DATA SECTION

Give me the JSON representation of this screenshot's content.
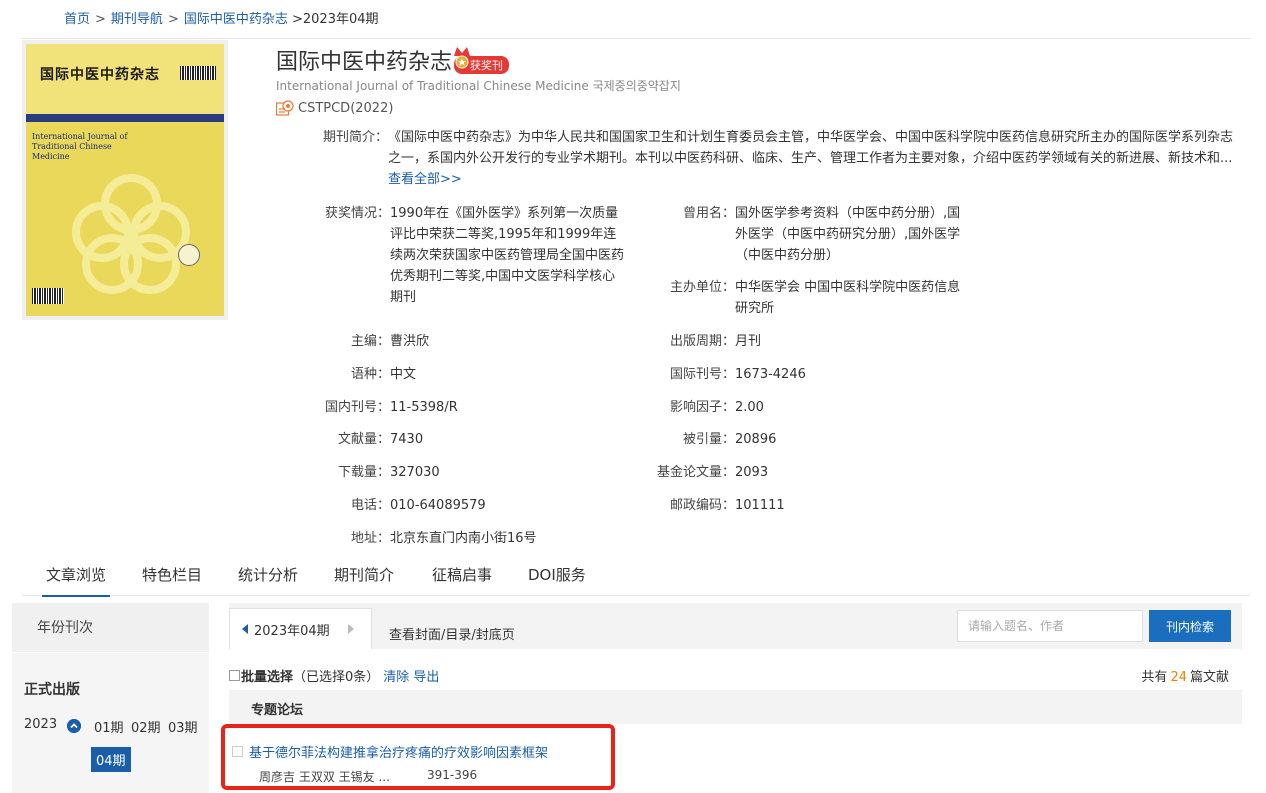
{
  "breadcrumb": {
    "home": "首页",
    "nav": "期刊导航",
    "journal": "国际中医中药杂志",
    "current": ">2023年04期",
    "sep": ">"
  },
  "cover": {
    "title_cn": "国际中医中药杂志",
    "title_en_l1": "International Journal of",
    "title_en_l2": "Traditional Chinese",
    "title_en_l3": "Medicine"
  },
  "journal": {
    "title": "国际中医中药杂志",
    "award_badge": "获奖刊",
    "english_name": "International Journal of Traditional Chinese Medicine 국제중의중약잡지",
    "index_tag": "CSTPCD(2022)",
    "intro_label": "期刊简介：",
    "intro_text": "《国际中医中药杂志》为中华人民共和国国家卫生和计划生育委员会主管，中华医学会、中国中医科学院中医药信息研究所主办的国际医学系列杂志之一，系国内外公开发行的专业学术期刊。本刊以中医药科研、临床、生产、管理工作者为主要对象，介绍中医药学领域有关的新进展、新技术和...",
    "view_all": "查看全部>>"
  },
  "info": {
    "awards_label": "获奖情况：",
    "awards_value": "1990年在《国外医学》系列第一次质量评比中荣获二等奖,1995年和1999年连续两次荣获国家中医药管理局全国中医药优秀期刊二等奖,中国中文医学科学核心期刊",
    "former_label": "曾用名：",
    "former_value": "国外医学参考资料（中医中药分册）,国外医学（中医中药研究分册）,国外医学（中医中药分册）",
    "sponsor_label": "主办单位：",
    "sponsor_value": "中华医学会 中国中医科学院中医药信息研究所",
    "editor_label": "主编：",
    "editor_value": "曹洪欣",
    "freq_label": "出版周期：",
    "freq_value": "月刊",
    "lang_label": "语种：",
    "lang_value": "中文",
    "issn_label": "国际刊号：",
    "issn_value": "1673-4246",
    "cn_label": "国内刊号：",
    "cn_value": "11-5398/R",
    "if_label": "影响因子：",
    "if_value": "2.00",
    "docs_label": "文献量：",
    "docs_value": "7430",
    "cited_label": "被引量：",
    "cited_value": "20896",
    "dl_label": "下载量：",
    "dl_value": "327030",
    "fund_label": "基金论文量：",
    "fund_value": "2093",
    "tel_label": "电话：",
    "tel_value": "010-64089579",
    "zip_label": "邮政编码：",
    "zip_value": "101111",
    "addr_label": "地址：",
    "addr_value": "北京东直门内南小街16号"
  },
  "tabs": [
    {
      "label": "文章浏览"
    },
    {
      "label": "特色栏目"
    },
    {
      "label": "统计分析"
    },
    {
      "label": "期刊简介"
    },
    {
      "label": "征稿启事"
    },
    {
      "label": "DOI服务"
    }
  ],
  "sidebar": {
    "year_head": "年份刊次",
    "published": "正式出版",
    "year": "2023",
    "issues": [
      "01期",
      "02期",
      "03期"
    ],
    "active_issue": "04期"
  },
  "panel": {
    "issue_label": "2023年04期",
    "cover_link": "查看封面/目录/封底页",
    "search_placeholder": "请输入题名、作者",
    "search_button": "刊内检索",
    "batch_label": "批量选择",
    "selected": "（已选择0条）",
    "clear": "清除",
    "export": "导出",
    "total_prefix": "共有",
    "total_count": "24",
    "total_suffix": "篇文献",
    "section": "专题论坛"
  },
  "articles": [
    {
      "title": "基于德尔菲法构建推拿治疗疼痛的疗效影响因素框架",
      "authors": "周彦吉 王双双 王锡友 ...",
      "pages": "391-396"
    }
  ],
  "colors": {
    "link": "#1a5ea8",
    "award": "#e53935",
    "highlight": "#e8241a",
    "count": "#f08000"
  }
}
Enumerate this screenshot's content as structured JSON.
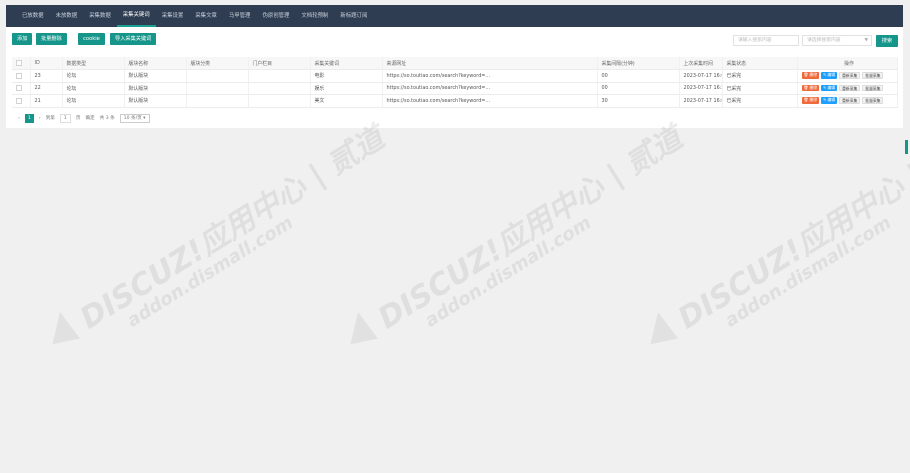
{
  "nav": {
    "tabs": [
      {
        "label": "已放数据",
        "active": false
      },
      {
        "label": "未放数据",
        "active": false
      },
      {
        "label": "采集数据",
        "active": false
      },
      {
        "label": "采集关键词",
        "active": true
      },
      {
        "label": "采集设置",
        "active": false
      },
      {
        "label": "采集文章",
        "active": false
      },
      {
        "label": "马甲管理",
        "active": false
      },
      {
        "label": "伪原创管理",
        "active": false
      },
      {
        "label": "文档轮预制",
        "active": false
      },
      {
        "label": "新标题订阅",
        "active": false
      }
    ]
  },
  "toolbar": {
    "add_label": "添加",
    "batch_delete_label": "批量删除",
    "cookie_label": "cookie",
    "import_label": "导入采集关键词",
    "keyword_placeholder": "请输入搜索内容",
    "keyword_select_value": "请选择搜索内容",
    "search_label": "搜索"
  },
  "table": {
    "columns": [
      "ID",
      "数据类型",
      "版块名称",
      "版块分类",
      "门户栏目",
      "采集关键词",
      "来源网址",
      "采集间隔(分钟)",
      "上次采集时间",
      "采集状态",
      "操作"
    ],
    "rows": [
      {
        "id": "23",
        "type": "论坛",
        "forum": "默认版块",
        "category": "",
        "portal": "",
        "keyword": "电影",
        "url": "https://so.toutiao.com/search?keyword=...",
        "interval": "00",
        "last_time": "2023-07-17 16:01:41",
        "status": "已采完"
      },
      {
        "id": "22",
        "type": "论坛",
        "forum": "默认版块",
        "category": "",
        "portal": "",
        "keyword": "娱乐",
        "url": "https://so.toutiao.com/search?keyword=...",
        "interval": "00",
        "last_time": "2023-07-17 16:27:05",
        "status": "已采完"
      },
      {
        "id": "21",
        "type": "论坛",
        "forum": "默认版块",
        "category": "",
        "portal": "",
        "keyword": "美文",
        "url": "https://so.toutiao.com/search?keyword=...",
        "interval": "30",
        "last_time": "2023-07-17 16:02:16",
        "status": "已采完"
      }
    ],
    "ops": {
      "delete": "删除",
      "edit": "编辑",
      "recollect": "重新采集",
      "view": "批量采集"
    }
  },
  "pager": {
    "current_page": "1",
    "goto_text": "到第",
    "page_input": "1",
    "page_unit": "页",
    "confirm_label": "确定",
    "total_text": "共 3 条",
    "page_size": "10 条/页"
  },
  "watermark": {
    "main": "DISCUZ!应用中心 | 贰道",
    "sub": "addon.dismall.com"
  }
}
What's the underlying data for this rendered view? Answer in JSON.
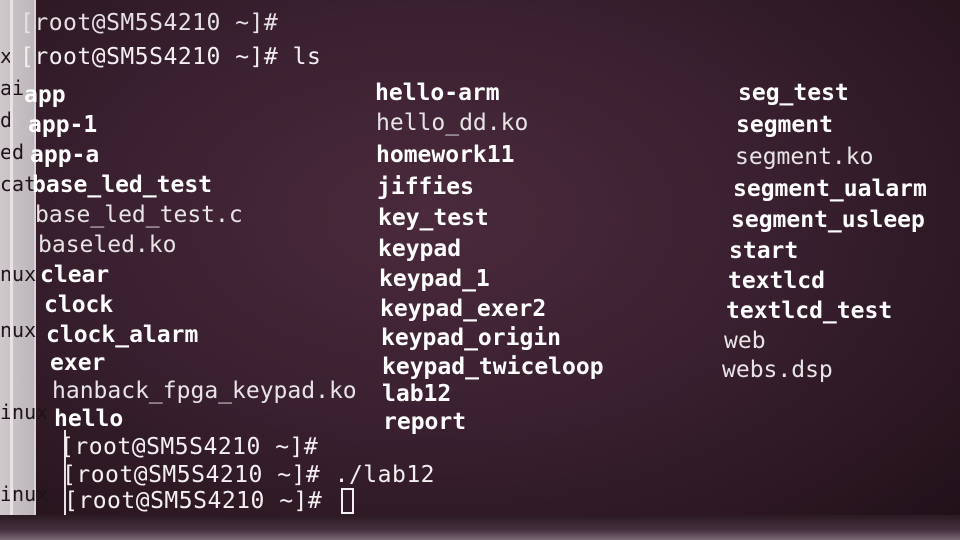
{
  "side_window": {
    "fragments": [
      "x",
      "ai",
      "d",
      "ed",
      "cat",
      "nux",
      "nux",
      "inux",
      "inux"
    ]
  },
  "terminal": {
    "top_lines": [
      "[root@SM5S4210 ~]#",
      "[root@SM5S4210 ~]# ls"
    ],
    "listing": {
      "col1": [
        "app",
        "app-1",
        "app-a",
        "base_led_test",
        "base_led_test.c",
        "baseled.ko",
        "clear",
        "clock",
        "clock_alarm",
        "exer",
        "hanback_fpga_keypad.ko",
        "hello"
      ],
      "col2": [
        "hello-arm",
        "hello_dd.ko",
        "homework11",
        "jiffies",
        "key_test",
        "keypad",
        "keypad_1",
        "keypad_exer2",
        "keypad_origin",
        "keypad_twiceloop",
        "lab12",
        "report"
      ],
      "col3": [
        "seg_test",
        "segment",
        "segment.ko",
        "segment_ualarm",
        "segment_usleep",
        "start",
        "textlcd",
        "textlcd_test",
        "web",
        "webs.dsp"
      ]
    },
    "bottom_lines": [
      "[root@SM5S4210 ~]#",
      "[root@SM5S4210 ~]# ./lab12",
      "[root@SM5S4210 ~]#"
    ]
  }
}
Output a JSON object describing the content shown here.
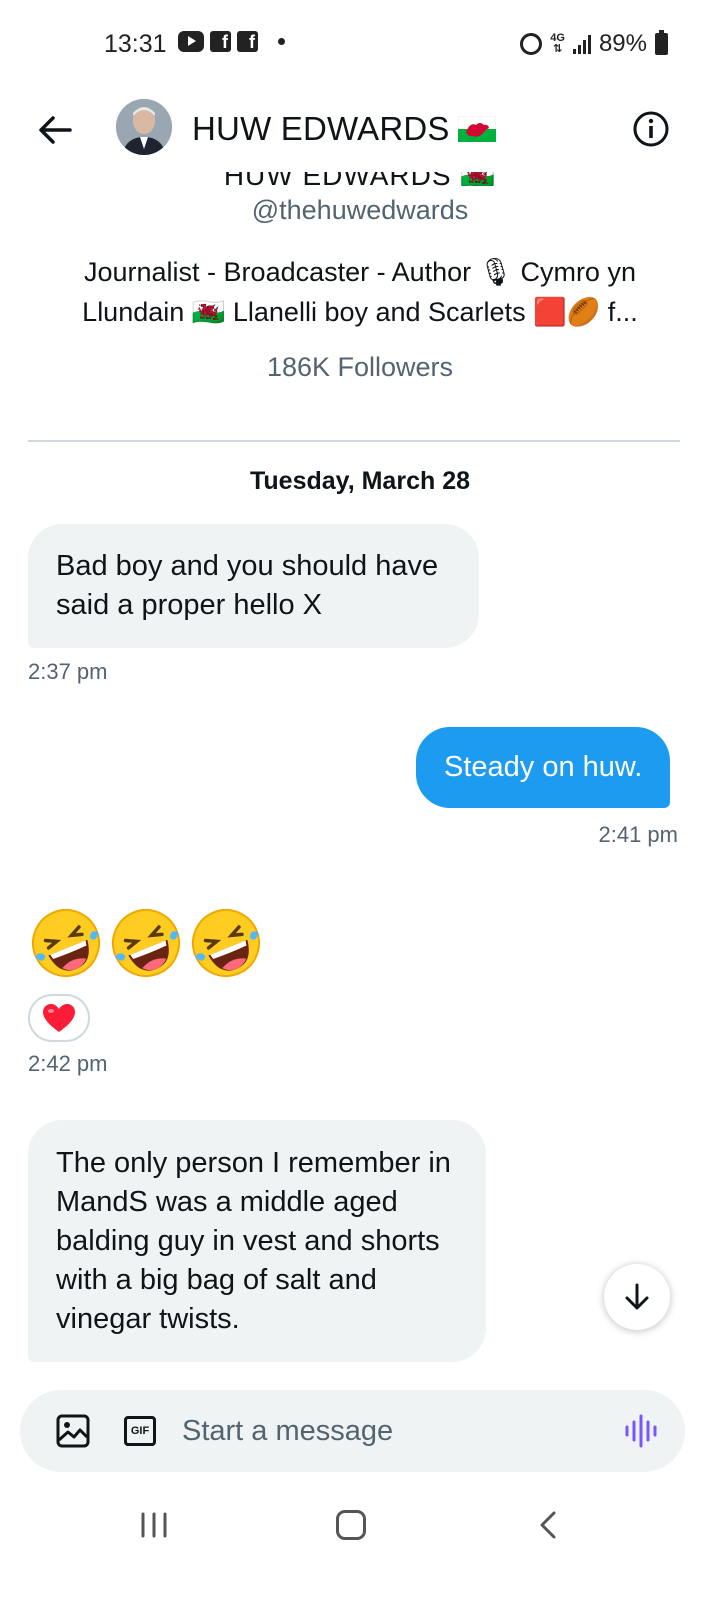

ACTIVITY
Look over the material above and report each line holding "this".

RESULT
Give me the JSON representation of this screenshot's content.
Enumerate this screenshot's content as structured JSON.
What's the underlying data for this rendered view? Answer in JSON.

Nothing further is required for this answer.